Republican Donald Trump and Democrat Hillary Clinton look to build on their leads in the presidential nominating races when four states vote on Tuesday, and polls show both front-runners comfortably ahead in the biggest prize of Michigan.
Trump hopes to regain his momentum after suffering a week of blistering attacks from the party's establishment and splitting four contests on Saturday with rival Ted Cruz, who positioned himself as the prime alternative to the brash billionaire in the race for the party's nomination for the Nov. 8 election.
Most opinion polls show Trump hanging on to a solid double-digit lead in Michigan over Cruz, a U.S. senator from Texas, and Ohio Governor John Kasich.
The establishment favorite, U.S. Senator Marco Rubio of Florida, lags behind and is seen needing a breakthrough win in his home state next week to keep his campaign alive.
Republicans and Democrats will also vote in Mississippi, and Republicans in Idaho and Hawaii will make their choices on a day when 150 Republican delegates and 166 Democratic delegates will be up for grabs.
But the focus on Tuesday is the industrial battleground of Michigan, where Trump's relentless anti-free trade rhetoric and promise to slap taxes on cars and parts shipped in from Mexico has resonated in a state that has lost tens of thousands of manufacturing and auto industry jobs.
"Trump has been holding strong and no one seems to be catching up," said Republican pollster Steve Mitchell, whose latest Fox 2/Detroit poll on Sunday showed Trump with a 22-point lead on Cruz and Kasich.
"The anti-Trump vote is being divided almost evenly, and neither of them can get an edge," he said.

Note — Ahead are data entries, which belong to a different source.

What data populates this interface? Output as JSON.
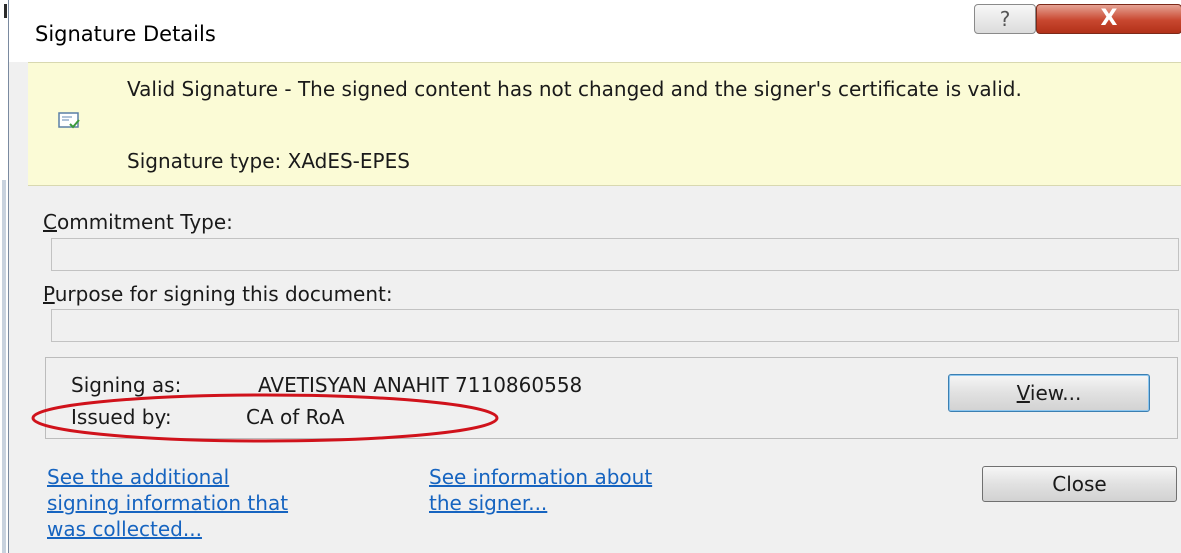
{
  "window": {
    "title": "Signature Details",
    "help_label": "?",
    "close_label": "X"
  },
  "status": {
    "message": "Valid Signature - The signed content has not changed and the signer's certificate is valid.",
    "signature_type": "Signature type: XAdES-EPES",
    "icon": "certificate-check-icon"
  },
  "commitment": {
    "label_accel": "C",
    "label_rest": "ommitment Type:",
    "value": ""
  },
  "purpose": {
    "label_accel": "P",
    "label_rest": "urpose for signing this document:",
    "value": ""
  },
  "signer": {
    "signing_as_label": "Signing as:",
    "signing_as_value": "AVETISYAN ANAHIT 7110860558",
    "issued_by_label": "Issued by:",
    "issued_by_value": "CA of RoA"
  },
  "buttons": {
    "view_accel": "V",
    "view_rest": "iew...",
    "close": "Close"
  },
  "links": {
    "additional_info": [
      "See the additional",
      "signing information that",
      "was collected..."
    ],
    "signer_info": [
      "See information about",
      "the signer..."
    ]
  },
  "annotation": {
    "ellipse_color": "#d0121b"
  },
  "colors": {
    "infobar_bg": "#fbfbd6",
    "link": "#1664c0",
    "close_button": "#c8472f"
  }
}
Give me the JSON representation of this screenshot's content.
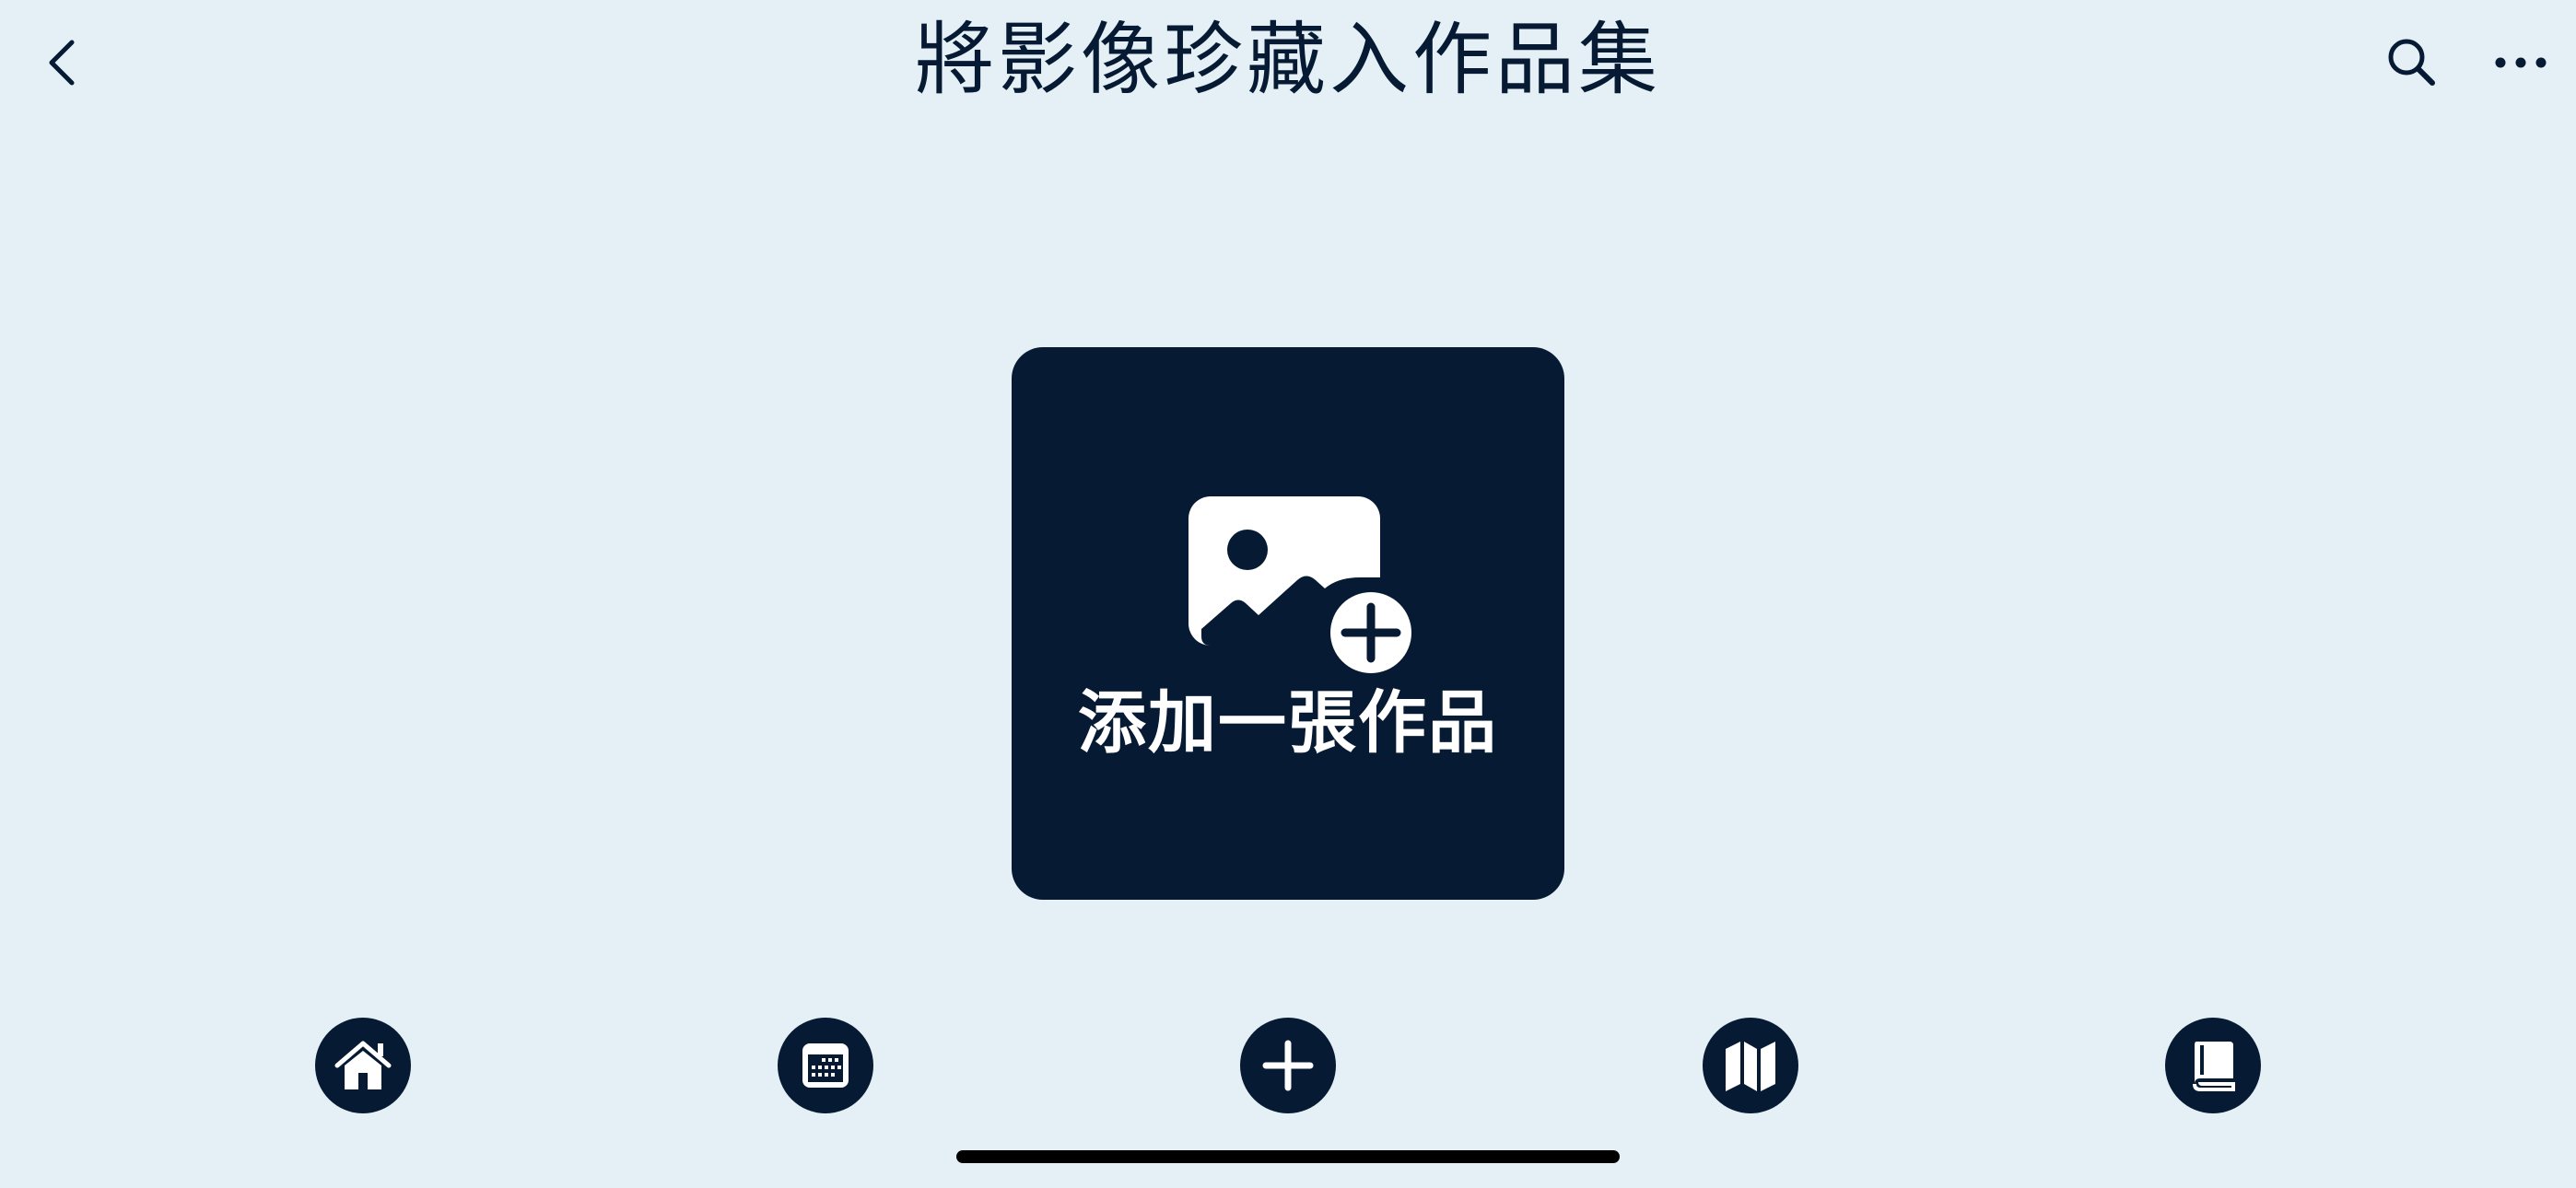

Among Democrats, Clinton, 68, also has a solid double-digit lead in Michigan opinion polls over rival Bernie Sanders, 74, a U.S. senator from Vermont. The former secretary of state is also expected to do well in Mississippi, where the Democratic electorate will be dominated by black voters who have overwhelmingly favored her over Sanders.
Big Michigan wins for Trump and Clinton would set them up for a potentially decisive day of voting on March 15, when the delegate-rich states of Ohio, Florida, Illinois, Missouri and North Carolina cast ballots.
The Republican contests in Florida and Ohio award all the state's delegates to the winner. If Trump, 69, could sweep those two states and pile up delegates elsewhere, it would probably knock home-state favorites Rubio and Kasich out of the race and make it tough for Cruz to catch him.
'ALL TALK, NO ACTION'
Trump, a blunt-spoken political outsider who has been under relentless attack from establishment figures and Super PACs since winning seven of 11 races on Super Tuesday last week, launched his own attack ad against Rubio, calling him a "corrupt, all-talk, no-action politician."
"That guy, he couldn't be elected dogcatcher in Florida," Trump told supporters in North Carolina.
Trump has so far won 384 delegates to 300 for Cruz, but the contests over the next week will play a big role in determining whether any candidate gathers the 1,237 needed to win the nomination or if the decision will have to be made at the convention in July.
In the Democratic race, Clinton has built a lead of nearly 200 pledged delegates over Sanders, and the party's rules awarding delegates proportionally in all states will make it hard for him to catch up because she can keep piling up delegates even in states she loses.
The two candidates spent Monday campaigning in Michigan, one day after their debate in Flint that featured sharp clashes on free trade agreements and the auto bailout.
They resumed their battle on Monday, with Sanders accusing Clinton of distorting his record when she said he opposed the auto bailout credited with rescuing General Motors and Chrysler during the economic crisis.
Sanders, a democratic socialist, said he supported the bailout and voted for it in the Senate, but that bill failed to win approval. He later voted to block auto bailout funds because they were combined with funds to bail out Wall Street.
Sanders released a radio ad on Monday saying Clinton was trying to distort his record. Sanders, the ad said, "has always been on the side of Michigan workers and working families."